- _EXERCISE AIM_
Although the entries contain pictures, the copy should hold only their exact text.
□ □ □
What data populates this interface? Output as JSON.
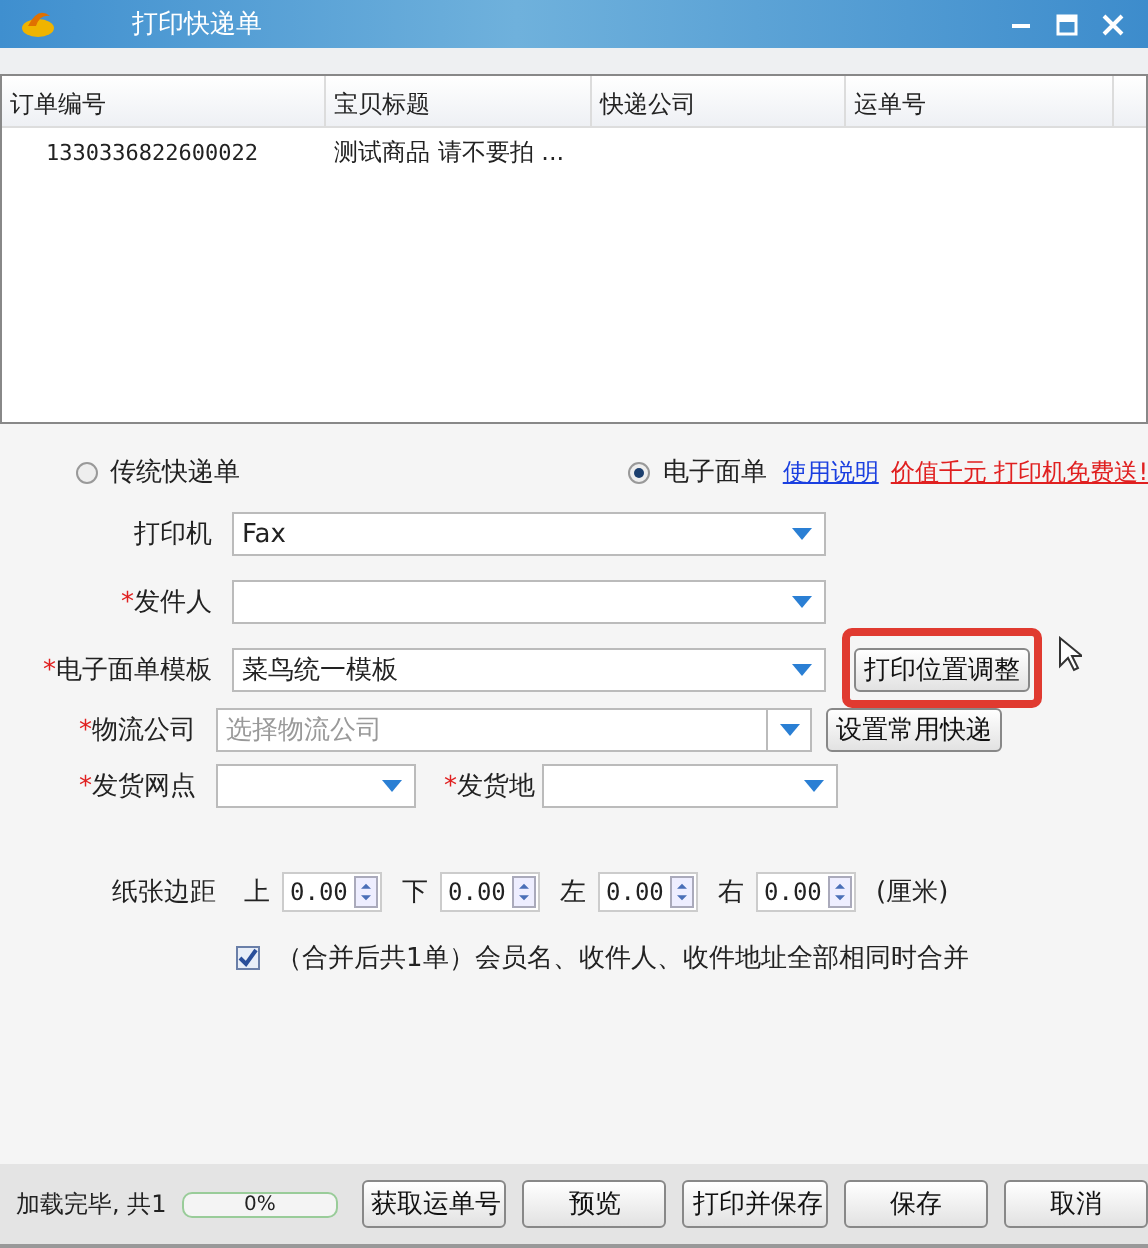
{
  "window": {
    "title": "打印快递单"
  },
  "table": {
    "columns": [
      "订单编号",
      "宝贝标题",
      "快递公司",
      "运单号"
    ],
    "rows": [
      {
        "order_no": "1330336822600022",
        "item_title": "测试商品 请不要拍 ..."
      }
    ]
  },
  "mode": [
    {
      "label": "传统快递单",
      "selected": false
    },
    {
      "label": "电子面单",
      "selected": true
    }
  ],
  "links": [
    {
      "label": "使用说明",
      "kind": "help"
    },
    {
      "label": "价值千元 打印机免费送!",
      "kind": "promo"
    }
  ],
  "printer": {
    "label": "打印机",
    "value": "Fax"
  },
  "sender": {
    "mark": "*",
    "label": "发件人"
  },
  "template": {
    "mark": "*",
    "label": "电子面单模板",
    "value": "菜鸟统一模板",
    "button": "打印位置调整",
    "highlighted": true
  },
  "logistics": {
    "mark": "*",
    "label": "物流公司",
    "placeholder": "选择物流公司",
    "button": "设置常用快递"
  },
  "branch": {
    "mark": "*",
    "label": "发货网点"
  },
  "origin": {
    "mark": "*",
    "label": "发货地"
  },
  "margins": {
    "label": "纸张边距",
    "items": [
      {
        "label": "上",
        "value": "0.00"
      },
      {
        "label": "下",
        "value": "0.00"
      },
      {
        "label": "左",
        "value": "0.00"
      },
      {
        "label": "右",
        "value": "0.00"
      }
    ],
    "unit": "(厘米)"
  },
  "merge": {
    "checked": true,
    "label": "（合并后共1单）会员名、收件人、收件地址全部相同时合并"
  },
  "status": {
    "text": "加载完毕, 共1",
    "level": 0,
    "reading": "0%"
  },
  "buttons": [
    "获取运单号",
    "预览",
    "打印并保存",
    "保存",
    "取消"
  ]
}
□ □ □
- _ANSWER SECTION_
What data populates this interface? Output as JSON.
{
  "window": {
    "title": "打印快递单"
  },
  "table": {
    "columns": [
      "订单编号",
      "宝贝标题",
      "快递公司",
      "运单号"
    ],
    "rows": [
      {
        "order_no": "1330336822600022",
        "item_title": "测试商品 请不要拍 ..."
      }
    ]
  },
  "mode": [
    {
      "label": "传统快递单",
      "selected": false
    },
    {
      "label": "电子面单",
      "selected": true
    }
  ],
  "links": [
    {
      "label": "使用说明",
      "kind": "help"
    },
    {
      "label": "价值千元 打印机免费送!",
      "kind": "promo"
    }
  ],
  "printer": {
    "label": "打印机",
    "value": "Fax"
  },
  "sender": {
    "mark": "*",
    "label": "发件人"
  },
  "template": {
    "mark": "*",
    "label": "电子面单模板",
    "value": "菜鸟统一模板",
    "button": "打印位置调整",
    "highlighted": true
  },
  "logistics": {
    "mark": "*",
    "label": "物流公司",
    "placeholder": "选择物流公司",
    "button": "设置常用快递"
  },
  "branch": {
    "mark": "*",
    "label": "发货网点"
  },
  "origin": {
    "mark": "*",
    "label": "发货地"
  },
  "margins": {
    "label": "纸张边距",
    "items": [
      {
        "label": "上",
        "value": "0.00"
      },
      {
        "label": "下",
        "value": "0.00"
      },
      {
        "label": "左",
        "value": "0.00"
      },
      {
        "label": "右",
        "value": "0.00"
      }
    ],
    "unit": "(厘米)"
  },
  "merge": {
    "checked": true,
    "label": "（合并后共1单）会员名、收件人、收件地址全部相同时合并"
  },
  "status": {
    "text": "加载完毕, 共1",
    "level": 0,
    "reading": "0%"
  },
  "buttons": [
    "获取运单号",
    "预览",
    "打印并保存",
    "保存",
    "取消"
  ]
}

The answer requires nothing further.